(Stored items from a collection)
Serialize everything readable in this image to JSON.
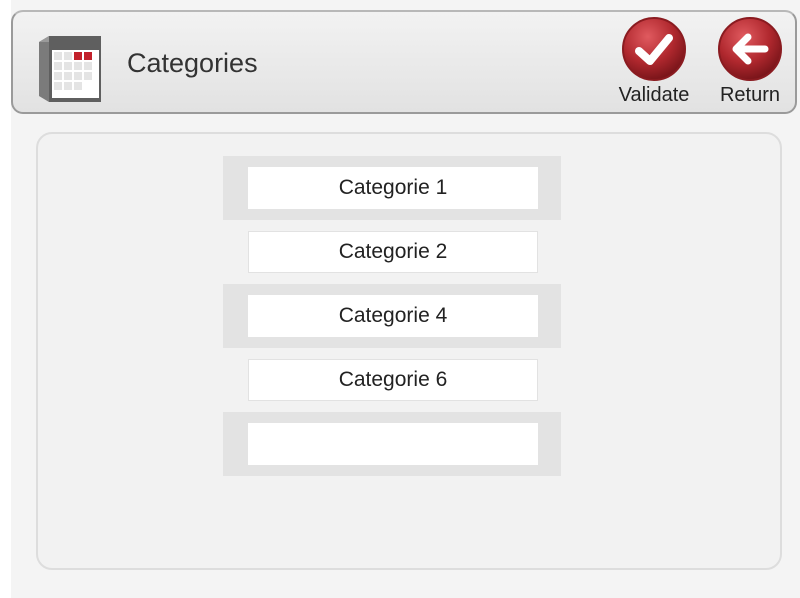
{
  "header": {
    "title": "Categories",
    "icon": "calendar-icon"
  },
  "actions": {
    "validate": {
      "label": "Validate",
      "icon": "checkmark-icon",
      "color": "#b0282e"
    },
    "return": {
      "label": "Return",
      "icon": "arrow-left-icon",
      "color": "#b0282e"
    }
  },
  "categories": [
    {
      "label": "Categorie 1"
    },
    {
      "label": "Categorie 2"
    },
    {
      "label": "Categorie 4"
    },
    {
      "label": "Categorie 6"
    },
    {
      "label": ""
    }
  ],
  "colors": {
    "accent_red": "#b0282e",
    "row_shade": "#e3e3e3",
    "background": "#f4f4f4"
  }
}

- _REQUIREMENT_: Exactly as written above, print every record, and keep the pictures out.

- _WRITTEN SOLUTION_:
Serialize everything readable in this image to JSON.
{
  "header": {
    "title": "Categories",
    "icon": "calendar-icon"
  },
  "actions": {
    "validate": {
      "label": "Validate",
      "icon": "checkmark-icon",
      "color": "#b0282e"
    },
    "return": {
      "label": "Return",
      "icon": "arrow-left-icon",
      "color": "#b0282e"
    }
  },
  "categories": [
    {
      "label": "Categorie 1"
    },
    {
      "label": "Categorie 2"
    },
    {
      "label": "Categorie 4"
    },
    {
      "label": "Categorie 6"
    },
    {
      "label": ""
    }
  ],
  "colors": {
    "accent_red": "#b0282e",
    "row_shade": "#e3e3e3",
    "background": "#f4f4f4"
  }
}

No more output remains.